+++ Data provided +++

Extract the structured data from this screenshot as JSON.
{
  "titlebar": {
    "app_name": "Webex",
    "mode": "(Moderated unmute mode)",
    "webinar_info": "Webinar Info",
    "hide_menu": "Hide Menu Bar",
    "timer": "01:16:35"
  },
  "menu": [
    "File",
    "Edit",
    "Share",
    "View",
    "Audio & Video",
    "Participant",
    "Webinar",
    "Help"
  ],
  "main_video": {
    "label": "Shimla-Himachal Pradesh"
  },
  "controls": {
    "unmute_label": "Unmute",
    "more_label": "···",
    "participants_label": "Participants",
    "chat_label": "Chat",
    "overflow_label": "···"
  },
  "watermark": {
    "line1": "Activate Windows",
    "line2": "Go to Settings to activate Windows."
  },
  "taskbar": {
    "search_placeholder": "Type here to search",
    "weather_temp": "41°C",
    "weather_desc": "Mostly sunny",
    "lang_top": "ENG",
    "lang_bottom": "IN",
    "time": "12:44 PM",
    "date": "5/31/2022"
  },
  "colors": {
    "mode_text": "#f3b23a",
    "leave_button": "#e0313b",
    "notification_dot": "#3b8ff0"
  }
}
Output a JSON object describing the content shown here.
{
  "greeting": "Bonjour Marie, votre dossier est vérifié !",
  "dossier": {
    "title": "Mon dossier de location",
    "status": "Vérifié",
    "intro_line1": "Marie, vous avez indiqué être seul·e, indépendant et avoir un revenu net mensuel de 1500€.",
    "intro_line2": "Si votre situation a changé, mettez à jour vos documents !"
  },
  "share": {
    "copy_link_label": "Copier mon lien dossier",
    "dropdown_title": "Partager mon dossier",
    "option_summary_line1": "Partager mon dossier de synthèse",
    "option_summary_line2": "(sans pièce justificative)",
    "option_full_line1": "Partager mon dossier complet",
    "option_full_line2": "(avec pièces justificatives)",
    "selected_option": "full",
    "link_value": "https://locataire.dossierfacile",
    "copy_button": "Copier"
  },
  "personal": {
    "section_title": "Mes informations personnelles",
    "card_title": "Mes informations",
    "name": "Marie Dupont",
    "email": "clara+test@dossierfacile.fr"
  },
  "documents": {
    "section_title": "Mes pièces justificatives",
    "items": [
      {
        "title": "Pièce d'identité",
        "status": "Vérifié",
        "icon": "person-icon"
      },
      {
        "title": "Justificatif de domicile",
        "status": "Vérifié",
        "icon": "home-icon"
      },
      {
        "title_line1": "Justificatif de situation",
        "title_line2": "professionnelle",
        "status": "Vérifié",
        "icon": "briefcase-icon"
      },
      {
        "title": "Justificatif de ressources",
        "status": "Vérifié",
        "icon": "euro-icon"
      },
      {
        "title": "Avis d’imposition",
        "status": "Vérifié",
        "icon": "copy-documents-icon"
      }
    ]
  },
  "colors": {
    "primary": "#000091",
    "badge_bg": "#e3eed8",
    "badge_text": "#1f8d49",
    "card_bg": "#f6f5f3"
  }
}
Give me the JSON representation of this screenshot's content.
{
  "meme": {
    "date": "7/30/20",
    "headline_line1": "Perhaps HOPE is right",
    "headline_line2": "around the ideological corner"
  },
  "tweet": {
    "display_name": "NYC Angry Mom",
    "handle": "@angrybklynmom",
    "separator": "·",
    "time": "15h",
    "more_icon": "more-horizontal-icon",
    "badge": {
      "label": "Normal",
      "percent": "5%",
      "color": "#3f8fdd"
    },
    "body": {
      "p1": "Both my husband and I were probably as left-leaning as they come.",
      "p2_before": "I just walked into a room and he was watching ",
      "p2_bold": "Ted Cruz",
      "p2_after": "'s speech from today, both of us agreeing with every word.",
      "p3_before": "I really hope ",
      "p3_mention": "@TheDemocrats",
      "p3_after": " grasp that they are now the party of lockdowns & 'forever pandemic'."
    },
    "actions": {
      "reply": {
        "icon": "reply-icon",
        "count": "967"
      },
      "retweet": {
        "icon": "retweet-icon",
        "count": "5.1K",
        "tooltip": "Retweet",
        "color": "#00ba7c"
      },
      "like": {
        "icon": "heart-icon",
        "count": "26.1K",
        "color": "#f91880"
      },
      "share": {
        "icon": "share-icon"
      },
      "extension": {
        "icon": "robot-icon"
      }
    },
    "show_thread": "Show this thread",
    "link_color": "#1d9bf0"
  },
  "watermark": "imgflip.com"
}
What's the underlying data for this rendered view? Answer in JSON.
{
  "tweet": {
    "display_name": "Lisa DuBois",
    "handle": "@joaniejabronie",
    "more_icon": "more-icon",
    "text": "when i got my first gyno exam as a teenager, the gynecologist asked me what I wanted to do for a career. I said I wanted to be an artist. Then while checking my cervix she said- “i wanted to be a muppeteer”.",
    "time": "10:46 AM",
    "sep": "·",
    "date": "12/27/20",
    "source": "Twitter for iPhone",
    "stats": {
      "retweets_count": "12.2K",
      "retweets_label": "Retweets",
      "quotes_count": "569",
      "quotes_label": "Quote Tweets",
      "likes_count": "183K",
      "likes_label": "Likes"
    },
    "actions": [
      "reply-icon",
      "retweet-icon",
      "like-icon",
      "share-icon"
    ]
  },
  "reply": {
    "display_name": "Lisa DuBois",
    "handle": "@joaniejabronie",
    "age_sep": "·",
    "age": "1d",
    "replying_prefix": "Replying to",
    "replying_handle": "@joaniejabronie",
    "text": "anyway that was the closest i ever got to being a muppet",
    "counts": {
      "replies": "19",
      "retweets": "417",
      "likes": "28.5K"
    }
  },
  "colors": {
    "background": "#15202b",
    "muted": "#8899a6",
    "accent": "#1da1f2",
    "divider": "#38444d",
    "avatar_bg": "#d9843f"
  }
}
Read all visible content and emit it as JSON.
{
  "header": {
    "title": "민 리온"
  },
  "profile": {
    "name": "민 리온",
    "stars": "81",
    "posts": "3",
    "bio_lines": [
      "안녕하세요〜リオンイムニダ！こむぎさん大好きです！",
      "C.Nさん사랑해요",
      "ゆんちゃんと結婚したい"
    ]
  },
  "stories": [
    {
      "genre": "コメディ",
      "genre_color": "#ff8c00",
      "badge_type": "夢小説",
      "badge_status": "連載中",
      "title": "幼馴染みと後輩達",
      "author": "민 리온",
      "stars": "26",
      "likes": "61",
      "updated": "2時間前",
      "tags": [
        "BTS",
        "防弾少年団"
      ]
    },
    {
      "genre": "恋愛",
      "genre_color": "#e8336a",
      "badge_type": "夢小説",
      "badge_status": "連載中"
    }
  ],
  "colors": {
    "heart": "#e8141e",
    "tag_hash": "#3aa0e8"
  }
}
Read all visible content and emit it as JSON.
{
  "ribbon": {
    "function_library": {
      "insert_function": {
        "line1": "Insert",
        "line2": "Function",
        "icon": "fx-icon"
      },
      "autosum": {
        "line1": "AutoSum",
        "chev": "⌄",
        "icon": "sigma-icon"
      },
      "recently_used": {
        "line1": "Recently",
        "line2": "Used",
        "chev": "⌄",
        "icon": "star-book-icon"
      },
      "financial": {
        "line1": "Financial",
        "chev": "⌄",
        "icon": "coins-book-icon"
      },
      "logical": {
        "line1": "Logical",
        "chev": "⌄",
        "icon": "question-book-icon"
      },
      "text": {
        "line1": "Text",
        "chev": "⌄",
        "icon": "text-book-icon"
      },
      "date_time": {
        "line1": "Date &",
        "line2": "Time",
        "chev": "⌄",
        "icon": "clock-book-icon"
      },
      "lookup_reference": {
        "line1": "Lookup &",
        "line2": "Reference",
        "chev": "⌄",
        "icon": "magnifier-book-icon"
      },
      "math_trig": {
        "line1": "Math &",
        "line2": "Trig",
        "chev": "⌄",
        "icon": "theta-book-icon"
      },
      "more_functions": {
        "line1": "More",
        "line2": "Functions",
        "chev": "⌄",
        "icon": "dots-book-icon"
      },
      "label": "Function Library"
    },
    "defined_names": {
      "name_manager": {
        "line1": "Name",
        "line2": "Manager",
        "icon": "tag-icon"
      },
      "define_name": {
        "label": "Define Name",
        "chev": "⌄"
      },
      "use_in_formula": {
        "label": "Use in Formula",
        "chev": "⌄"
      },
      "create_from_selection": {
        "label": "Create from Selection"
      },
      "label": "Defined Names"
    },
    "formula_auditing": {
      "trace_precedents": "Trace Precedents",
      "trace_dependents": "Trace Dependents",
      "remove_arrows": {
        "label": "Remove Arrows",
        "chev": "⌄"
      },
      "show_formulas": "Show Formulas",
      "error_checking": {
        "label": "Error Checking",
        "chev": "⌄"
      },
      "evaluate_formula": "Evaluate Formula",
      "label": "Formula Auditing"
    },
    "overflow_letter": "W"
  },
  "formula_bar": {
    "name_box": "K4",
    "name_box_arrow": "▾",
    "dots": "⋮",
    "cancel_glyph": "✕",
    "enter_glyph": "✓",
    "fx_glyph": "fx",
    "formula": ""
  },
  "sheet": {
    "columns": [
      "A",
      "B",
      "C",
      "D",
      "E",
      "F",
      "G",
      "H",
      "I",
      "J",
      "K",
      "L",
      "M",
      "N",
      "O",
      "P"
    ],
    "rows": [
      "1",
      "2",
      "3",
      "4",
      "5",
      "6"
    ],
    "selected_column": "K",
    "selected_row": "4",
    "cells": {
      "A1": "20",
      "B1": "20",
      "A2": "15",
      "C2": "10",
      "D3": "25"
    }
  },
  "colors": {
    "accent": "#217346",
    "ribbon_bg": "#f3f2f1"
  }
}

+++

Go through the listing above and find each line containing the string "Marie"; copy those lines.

  "greeting": "Bonjour Marie, votre dossier est vérifié !",
    "intro_line1": "Marie, vous avez indiqué être seul·e, indépendant et avoir un revenu net mensuel de 1500€.",
    "name": "Marie Dupont",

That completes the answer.